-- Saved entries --
━━━━━━━━━━━━━━━━━━━━━━━━━━━━━━
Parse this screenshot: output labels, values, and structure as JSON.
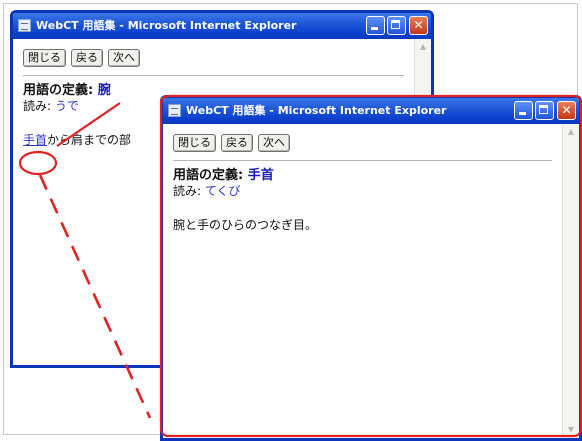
{
  "window_back": {
    "title": "WebCT 用語集 - Microsoft Internet Explorer",
    "buttons": [
      "閉じる",
      "戻る",
      "次へ"
    ],
    "definition_label": "用語の定義:",
    "term": "腕",
    "reading_label": "読み:",
    "reading": "うで",
    "definition_link": "手首",
    "definition_rest": "から肩までの部"
  },
  "window_front": {
    "title": "WebCT 用語集 - Microsoft Internet Explorer",
    "buttons": [
      "閉じる",
      "戻る",
      "次へ"
    ],
    "definition_label": "用語の定義:",
    "term": "手首",
    "reading_label": "読み:",
    "reading": "てくび",
    "definition": "腕と手のひらのつなぎ目。"
  },
  "colors": {
    "titlebar": "#0a35b8",
    "link": "#2e38c9",
    "annotation": "#e02222"
  },
  "icons": [
    "ie-page-icon",
    "minimize-icon",
    "maximize-icon",
    "close-icon",
    "scroll-up-arrow-icon",
    "scroll-down-arrow-icon"
  ]
}
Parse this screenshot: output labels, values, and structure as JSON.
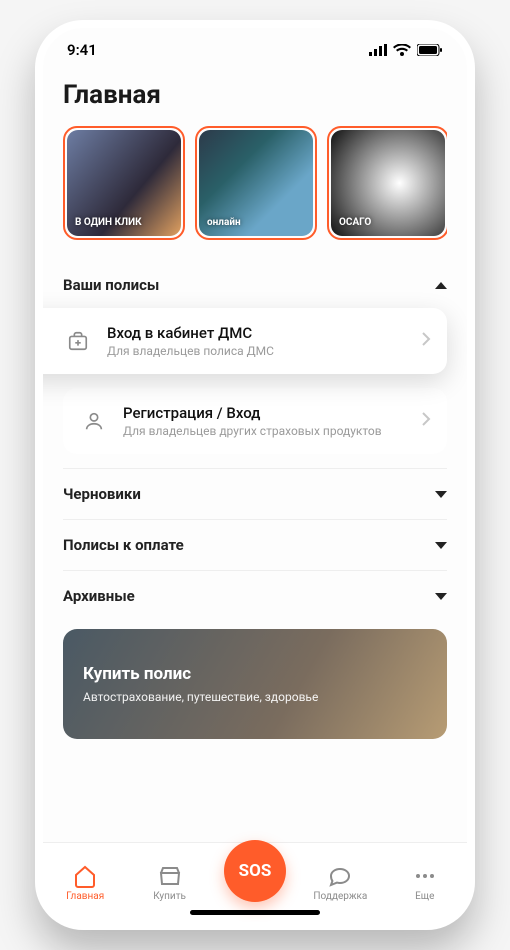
{
  "status": {
    "time": "9:41"
  },
  "page_title": "Главная",
  "stories": [
    {
      "label": "В ОДИН КЛИК"
    },
    {
      "label": "онлайн"
    },
    {
      "label": "ОСАГО"
    },
    {
      "label": ""
    }
  ],
  "policies": {
    "header": "Ваши полисы",
    "dms": {
      "title": "Вход в кабинет ДМС",
      "subtitle": "Для владельцев полиса ДМС"
    },
    "login": {
      "title": "Регистрация / Вход",
      "subtitle": "Для владельцев других страховых продуктов"
    }
  },
  "sections": {
    "drafts": "Черновики",
    "to_pay": "Полисы к оплате",
    "archive": "Архивные"
  },
  "banner": {
    "title": "Купить полис",
    "subtitle": "Автострахование, путешествие, здоровье"
  },
  "tabs": {
    "home": "Главная",
    "buy": "Купить",
    "sos": "SOS",
    "support": "Поддержка",
    "more": "Еще"
  }
}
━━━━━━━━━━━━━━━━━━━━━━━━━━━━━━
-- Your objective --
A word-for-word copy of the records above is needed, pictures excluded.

-- Answer --
Parse this screenshot: output labels, values, and structure as JSON.
{
  "window_back": {
    "title": "WebCT 用語集 - Microsoft Internet Explorer",
    "buttons": [
      "閉じる",
      "戻る",
      "次へ"
    ],
    "definition_label": "用語の定義:",
    "term": "腕",
    "reading_label": "読み:",
    "reading": "うで",
    "definition_link": "手首",
    "definition_rest": "から肩までの部"
  },
  "window_front": {
    "title": "WebCT 用語集 - Microsoft Internet Explorer",
    "buttons": [
      "閉じる",
      "戻る",
      "次へ"
    ],
    "definition_label": "用語の定義:",
    "term": "手首",
    "reading_label": "読み:",
    "reading": "てくび",
    "definition": "腕と手のひらのつなぎ目。"
  },
  "colors": {
    "titlebar": "#0a35b8",
    "link": "#2e38c9",
    "annotation": "#e02222"
  },
  "icons": [
    "ie-page-icon",
    "minimize-icon",
    "maximize-icon",
    "close-icon",
    "scroll-up-arrow-icon",
    "scroll-down-arrow-icon"
  ]
}
Parse this screenshot: output labels, values, and structure as JSON.
{
  "status": {
    "time": "9:41"
  },
  "page_title": "Главная",
  "stories": [
    {
      "label": "В ОДИН КЛИК"
    },
    {
      "label": "онлайн"
    },
    {
      "label": "ОСАГО"
    },
    {
      "label": ""
    }
  ],
  "policies": {
    "header": "Ваши полисы",
    "dms": {
      "title": "Вход в кабинет ДМС",
      "subtitle": "Для владельцев полиса ДМС"
    },
    "login": {
      "title": "Регистрация / Вход",
      "subtitle": "Для владельцев других страховых продуктов"
    }
  },
  "sections": {
    "drafts": "Черновики",
    "to_pay": "Полисы к оплате",
    "archive": "Архивные"
  },
  "banner": {
    "title": "Купить полис",
    "subtitle": "Автострахование, путешествие, здоровье"
  },
  "tabs": {
    "home": "Главная",
    "buy": "Купить",
    "sos": "SOS",
    "support": "Поддержка",
    "more": "Еще"
  }
}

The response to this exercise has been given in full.